WHAT IS BEING ASKED: Where does the string "icon" occur in the records below? Copy every line that holds it.

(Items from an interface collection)
|---|

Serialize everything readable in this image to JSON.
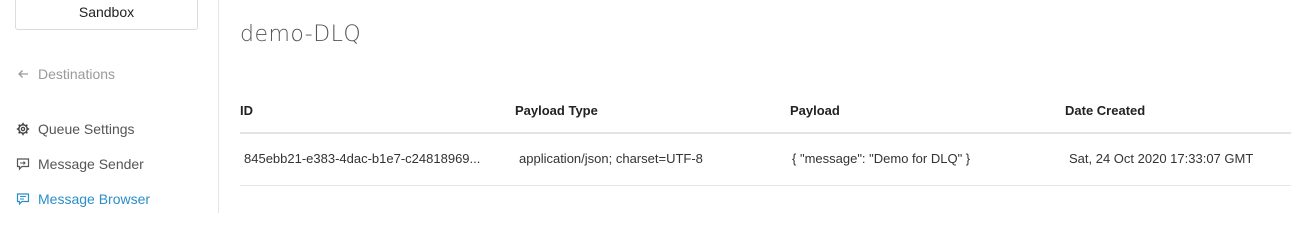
{
  "sidebar": {
    "environment": "Sandbox",
    "back_link": "Destinations",
    "items": [
      {
        "label": "Queue Settings",
        "icon": "gear-icon"
      },
      {
        "label": "Message Sender",
        "icon": "message-send-icon"
      },
      {
        "label": "Message Browser",
        "icon": "message-browse-icon",
        "active": true
      }
    ]
  },
  "main": {
    "title": "demo-DLQ",
    "table": {
      "columns": [
        "ID",
        "Payload Type",
        "Payload",
        "Date Created"
      ],
      "rows": [
        {
          "id": "845ebb21-e383-4dac-b1e7-c24818969...",
          "payload_type": "application/json; charset=UTF-8",
          "payload": "{ \"message\": \"Demo for DLQ\" }",
          "date_created": "Sat, 24 Oct 2020 17:33:07 GMT"
        }
      ]
    }
  },
  "colors": {
    "accent": "#2a8ec9",
    "muted": "#9a9a9a",
    "text": "#333333"
  }
}
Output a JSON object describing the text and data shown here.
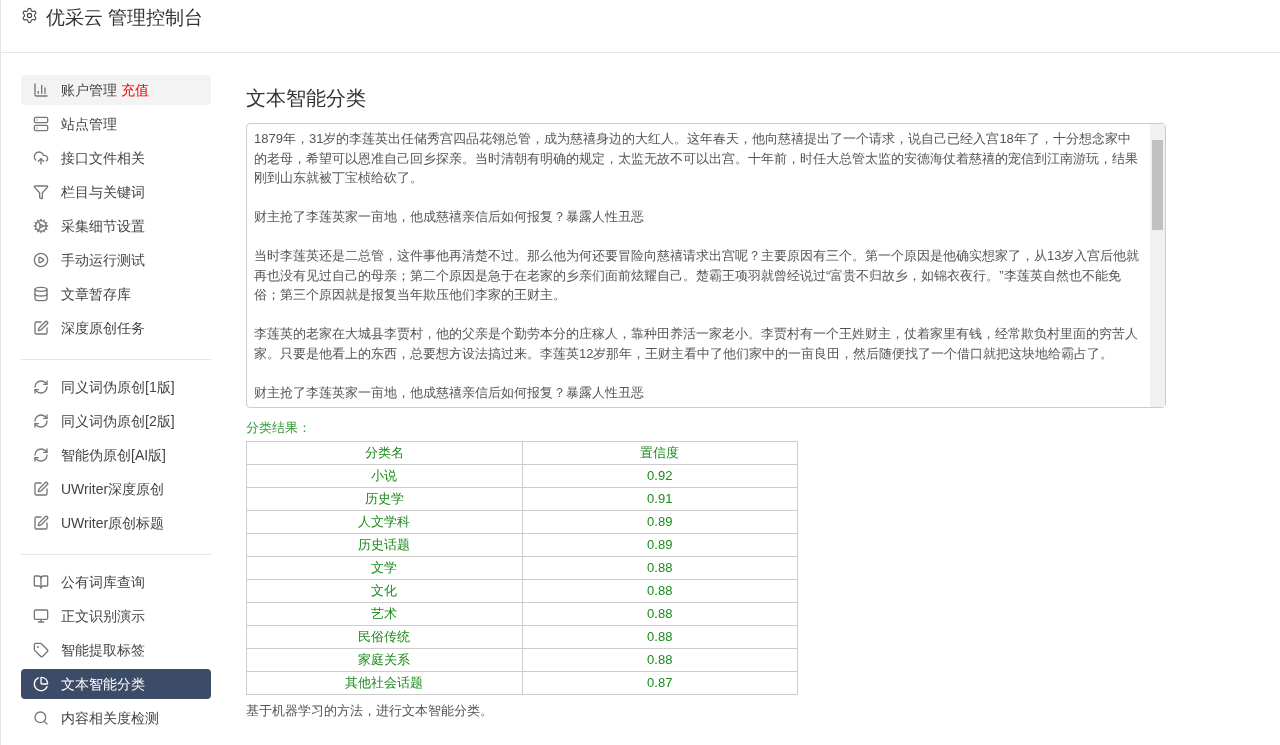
{
  "header": {
    "title": "优采云 管理控制台"
  },
  "sidebar": {
    "groups": [
      {
        "items": [
          {
            "label": "账户管理",
            "badge": "充值",
            "hovered": true,
            "selected": false
          },
          {
            "label": "站点管理",
            "hovered": false,
            "selected": false
          },
          {
            "label": "接口文件相关",
            "hovered": false,
            "selected": false
          },
          {
            "label": "栏目与关键词",
            "hovered": false,
            "selected": false
          },
          {
            "label": "采集细节设置",
            "hovered": false,
            "selected": false
          },
          {
            "label": "手动运行测试",
            "hovered": false,
            "selected": false
          },
          {
            "label": "文章暂存库",
            "hovered": false,
            "selected": false
          },
          {
            "label": "深度原创任务",
            "hovered": false,
            "selected": false
          }
        ]
      },
      {
        "items": [
          {
            "label": "同义词伪原创[1版]",
            "hovered": false,
            "selected": false
          },
          {
            "label": "同义词伪原创[2版]",
            "hovered": false,
            "selected": false
          },
          {
            "label": "智能伪原创[AI版]",
            "hovered": false,
            "selected": false
          },
          {
            "label": "UWriter深度原创",
            "hovered": false,
            "selected": false
          },
          {
            "label": "UWriter原创标题",
            "hovered": false,
            "selected": false
          }
        ]
      },
      {
        "items": [
          {
            "label": "公有词库查询",
            "hovered": false,
            "selected": false
          },
          {
            "label": "正文识别演示",
            "hovered": false,
            "selected": false
          },
          {
            "label": "智能提取标签",
            "hovered": false,
            "selected": false
          },
          {
            "label": "文本智能分类",
            "hovered": false,
            "selected": true
          },
          {
            "label": "内容相关度检测",
            "hovered": false,
            "selected": false
          }
        ]
      }
    ]
  },
  "main": {
    "title": "文本智能分类",
    "text_input": {
      "paragraphs": [
        "1879年，31岁的李莲英出任储秀宫四品花翎总管，成为慈禧身边的大红人。这年春天，他向慈禧提出了一个请求，说自己已经入宫18年了，十分想念家中的老母，希望可以恩准自己回乡探亲。当时清朝有明确的规定，太监无故不可以出宫。十年前，时任大总管太监的安德海仗着慈禧的宠信到江南游玩，结果刚到山东就被丁宝桢给砍了。",
        "财主抢了李莲英家一亩地，他成慈禧亲信后如何报复？暴露人性丑恶",
        "当时李莲英还是二总管，这件事他再清楚不过。那么他为何还要冒险向慈禧请求出宫呢？主要原因有三个。第一个原因是他确实想家了，从13岁入宫后他就再也没有见过自己的母亲；第二个原因是急于在老家的乡亲们面前炫耀自己。楚霸王项羽就曾经说过“富贵不归故乡，如锦衣夜行。”李莲英自然也不能免俗；第三个原因就是报复当年欺压他们李家的王财主。",
        "李莲英的老家在大城县李贾村，他的父亲是个勤劳本分的庄稼人，靠种田养活一家老小。李贾村有一个王姓财主，仗着家里有钱，经常欺负村里面的穷苦人家。只要是他看上的东西，总要想方设法搞过来。李莲英12岁那年，王财主看中了他们家中的一亩良田，然后随便找了一个借口就把这块地给霸占了。",
        "财主抢了李莲英家一亩地，他成慈禧亲信后如何报复？暴露人性丑恶"
      ]
    },
    "result_label": "分类结果：",
    "table": {
      "columns": [
        "分类名",
        "置信度"
      ],
      "rows": [
        [
          "小说",
          "0.92"
        ],
        [
          "历史学",
          "0.91"
        ],
        [
          "人文学科",
          "0.89"
        ],
        [
          "历史话题",
          "0.89"
        ],
        [
          "文学",
          "0.88"
        ],
        [
          "文化",
          "0.88"
        ],
        [
          "艺术",
          "0.88"
        ],
        [
          "民俗传统",
          "0.88"
        ],
        [
          "家庭关系",
          "0.88"
        ],
        [
          "其他社会话题",
          "0.87"
        ]
      ]
    },
    "footnote": "基于机器学习的方法，进行文本智能分类。"
  }
}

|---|

WRITTEN ANSWER:
        "icon": "gear-icon"
        "icon": "message-send-icon"
        "icon": "message-browse-icon",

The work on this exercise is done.